(Non) Green Eggs and Ham

Deviled eggs came into my life only a few years ago. They weren't exactly a Brooklyn staple. Maybe I had them twice when I was growing up. After moving to PA, they showed up at many family functions, and social gatherings. They even appear on tables when they don't go with the other foods. Over the summer I attended a party where grilled meats and vegetables were served. There were deviled eggs on the table. I prefer them as an hors d'oeuvre or with other finger foods. I never thought I would aspire to own an egg plate. Now that I do, I couldn't wait for a reason to make some deviled eggs. The weekly Sunday football buffet would do just fine. The secret to a delicate, light filling? Grating the yolks through a microplane and going easy on the mayo. I am not a purist so I like other things in my eggs. Truffle, shrimp with pepper relish, curry, and ham with horseradish make appearances.

Grated yolks. This yellow snow IS safe to eat.

Ham snow. Can't wait for that conversation at the office... "What did you do last night?" "I grated ham finely with a microplane!"

The finished product with some ill cut ham for garnish.
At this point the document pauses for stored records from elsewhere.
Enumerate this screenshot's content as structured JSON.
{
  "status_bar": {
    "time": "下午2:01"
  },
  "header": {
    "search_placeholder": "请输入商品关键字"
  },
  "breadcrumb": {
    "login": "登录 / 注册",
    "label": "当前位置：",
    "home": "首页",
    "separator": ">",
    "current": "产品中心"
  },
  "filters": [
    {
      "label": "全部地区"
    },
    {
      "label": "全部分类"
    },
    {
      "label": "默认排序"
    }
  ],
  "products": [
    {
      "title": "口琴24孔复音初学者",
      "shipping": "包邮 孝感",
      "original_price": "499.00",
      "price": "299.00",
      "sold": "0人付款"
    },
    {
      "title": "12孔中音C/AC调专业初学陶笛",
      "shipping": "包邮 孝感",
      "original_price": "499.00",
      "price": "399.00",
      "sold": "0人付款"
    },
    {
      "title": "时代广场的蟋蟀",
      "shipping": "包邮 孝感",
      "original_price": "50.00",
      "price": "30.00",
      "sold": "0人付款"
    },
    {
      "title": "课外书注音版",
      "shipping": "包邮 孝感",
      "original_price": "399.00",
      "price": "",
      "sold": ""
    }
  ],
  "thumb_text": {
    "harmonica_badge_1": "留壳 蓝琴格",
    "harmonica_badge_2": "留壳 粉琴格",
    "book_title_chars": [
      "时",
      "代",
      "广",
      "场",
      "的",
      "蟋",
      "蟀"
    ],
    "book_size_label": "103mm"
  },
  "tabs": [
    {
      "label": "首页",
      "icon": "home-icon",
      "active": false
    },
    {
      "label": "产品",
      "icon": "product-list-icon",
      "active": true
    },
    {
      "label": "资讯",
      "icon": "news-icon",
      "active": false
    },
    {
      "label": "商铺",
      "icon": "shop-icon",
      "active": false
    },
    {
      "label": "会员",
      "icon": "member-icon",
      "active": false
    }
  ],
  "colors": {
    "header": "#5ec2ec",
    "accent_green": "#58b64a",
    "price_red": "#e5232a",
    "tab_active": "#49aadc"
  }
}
Had I thought about it beforehand, I would have cut all the ham in the shape of diamonds, like the one on the left, middle row.

I have perfected my hard boiled egg technique thanks to Sara Moulton. Place eggs in cold water with lots of salt. Slowly bring to a boil. The moment it begins to boil, turn off the heat. Cover. Let stand 7 minutes. Cool under running water, peel immediately. This yields tender whites, perfectly cooked yolks and not a spec of green sulfur ring around the yolk.


David McDuff said...

Thanks for sharing the Moulton tip, HC. I grew up with deviled eggs at most family functions. If you think they're big in PA, try venturing south of the Mason-Dixon line.

Do you use a larger gauge microplaner for the eggs and ham? I would think the one I use for zesting citrus would just get clogged up with something more rich in protein and fat.

HungryChic said...

Hi David! While it is tedious to use a regular microplane for ham, that is what I use! For the eggs too. It doesn't get too clogged because there isn't too much moisture. I'll be making deviled eggs (maybe the Bittman recipe with shrimp)for our gathering on New Year's Day.